Surgery is currently the only potentially curative treatment for hepatic or pulmonary metastases from colorectal cancer. However, the benefit of surgery and the criteria for the inclusion of patients developing hepatic and pulmonary metastases are not well defined.
The aim of this study was to describe the outcome for patients who undergo surgery for both hepatic and pulmonary metastases from colorectal cancer, to present a set of preoperative criteria for use in patient selection, and to analyze potential prognostic factors related to survival.
This was an observational study with retrospective analysis of data collected with a prospective protocol.
This investigation was conducted at a tertiary centre.
Between January 1996 and January 2010, of 319 patients who underwent surgery for hepatic metastases from colorectal cancer, 44 also had resection of pulmonary metastases. A set of strict selection criteria established by a panel of liver surgeons, chest surgeons, oncologists, and radiologists was used.
Survival was estimated with the Kaplan-Meier method, and univariate analyses were performed to evaluate potential prognostic factors for survival, including variables related to patient, primary tumour, hepatic, and pulmonary metastases and chemotherapy.

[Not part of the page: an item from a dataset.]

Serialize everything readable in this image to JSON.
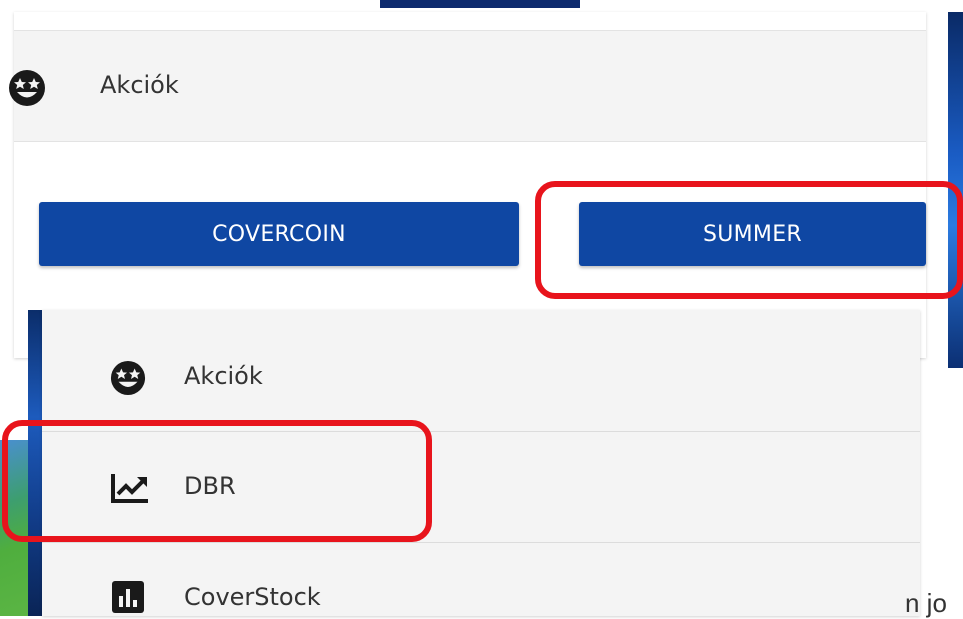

The 44 patients received a total of 53 pulmonary resections: 36 patients had 1, 7 patients had 2, and 1 patient had 3 resections. There was no postoperative mortality and the morbidity rate after pulmonary resection was 1.8%. No patient was lost to follow-up. Overall survival was 93% at 1 year, 81% at 3 years, and 64% at 5 years. Factors related to poor prognosis in the univariate analysis were presence of more than 1 pulmonary metastasis (p = 0.04), invasion of the surgical margin (p = 0.006), and administration of neoadjuvant chemotherapy (p = 0.01 for hepatic metastases and p = 0.02 for pulmonary metastases).
The study was limited by its observational nature and the relatively small number of patients.
In patients with hepatic and pulmonary metastases from colorectal cancer selected according to strict inclusion criteria, surgical treatment performed in a specialized center is a safe option that offers prolonged survival.
Liver Surgery and Liver Transplant Unit, Virgen de la Arrixaca University Hospital, University of Murcia, Murcia, Spain
Financial Disclosure: None reported.
Correspondence: Caridad Marín Hernández, Ph.D., Liver Surgery and Liver Transplant Unit, Virgen de la Arrixaca University Hospital, CIBEREHD Carretera del Palmar, 30120, El Palmar, Murcia. Spain. E-mail: email@example.com